Vincent Danen works on the Red Hat Security Response Team and lives in Canada. He has been writing about and developing on Linux for over 10 years and is a veteran Mac user.

7 comments
aklujkar
aklujkar

It shows the installed memory onboard and the current utilisation status

deanloper
deanloper

Tried this on Ubuntu 7.04 and get "permission denied" even when signed in with sudo. Any ideas?

garnerl
garnerl

Speaking for 8.04, root's password isn't random, it's just locked. "sudo passwd root" should take care of that, if you're so inclined. Of course, there's always booting to recovery mode, which is runevel 1, where you can set root's password. However, "sudo cat /proc/cpuinfo" works fine for me on 8.04, as does "sudo -s" and then running around the system as root.

pgit
pgit

Sudo doesn't necessarily give all the same permissions as root. Check the /etc/sudoers file. You'll see root permissions and your user's listed in there. If the user isn't the same as root, you can elevate it by making your entry read the same as root's. Easier to just log in as root (in the terminal) and play with it there, less typing...

Larry the Security Guy
Larry the Security Guy

The good people at Ubuntu have disabled the root account, preventing it from being used to log in. They've also set the password to something random and do not provide it to the user. The sudo command expects the user's password, not root, but then allows the user to perform (apparently not all) root functions. I haven't used Ubuntu for some time, but I believe there is a way to enable the root account, set the password and then do a proper su.

psbhullar
psbhullar

Another way is - 1. Open a terminal, 2. type "sudo passwd root" (do not use quotes) 3. Enter normal user password 4. Enter new password for root. 5. login as su.....

gacain
gacain

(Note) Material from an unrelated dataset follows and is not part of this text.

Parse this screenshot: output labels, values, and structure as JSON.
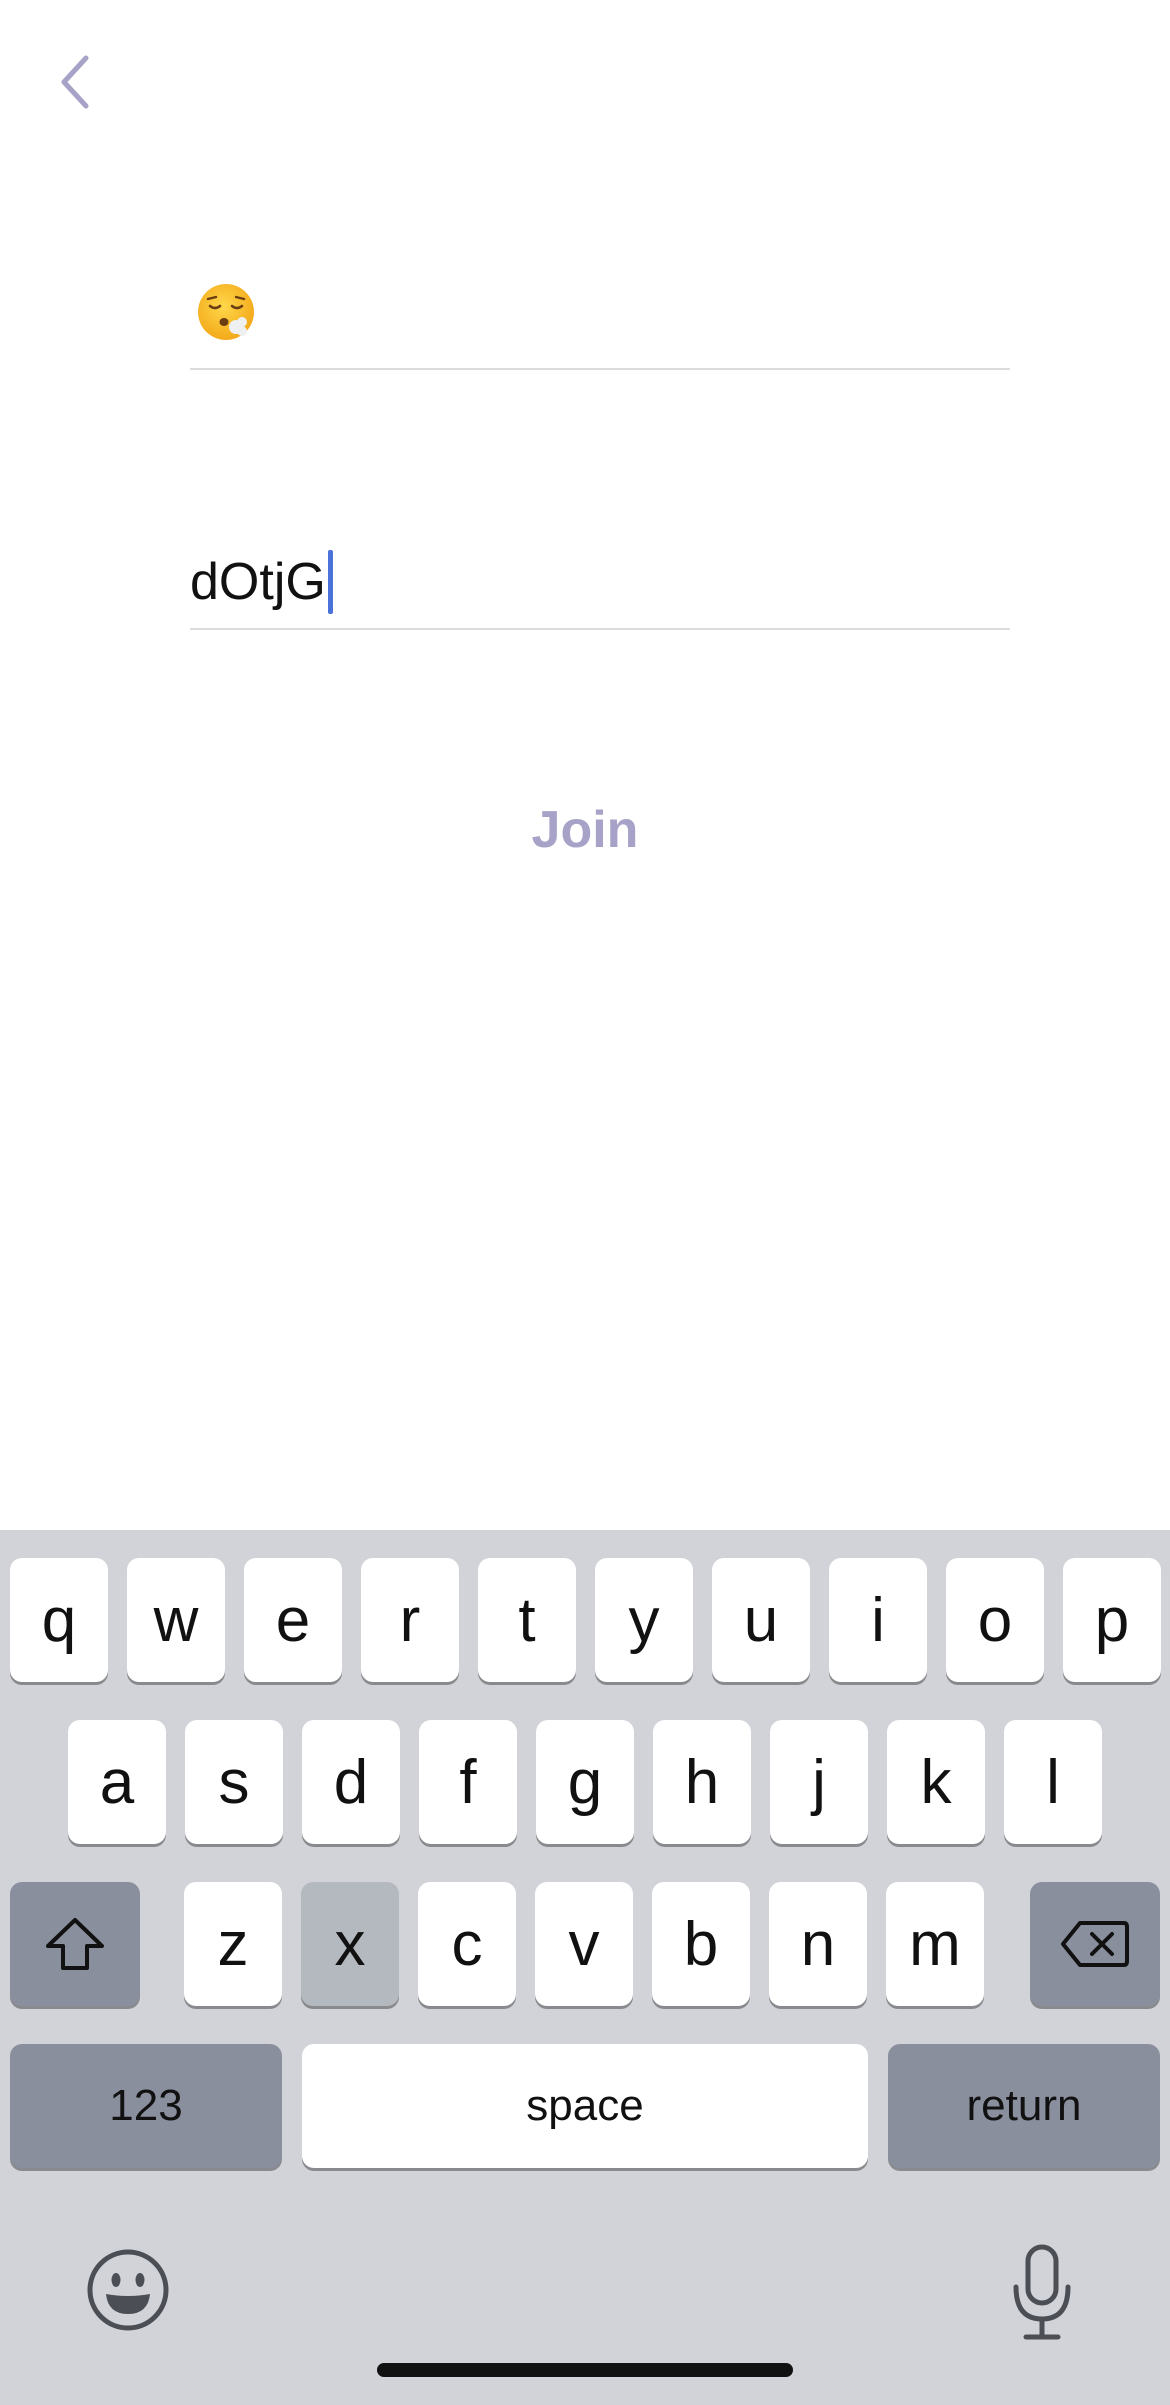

1 - Log in with "normal" user and password. 2 - At the CLI enter: sudo -s -H 3 - At the password prompt enter the "normal" user password again. 4 - You are now logged in as root. You can set a root password with the: passwd command as usual.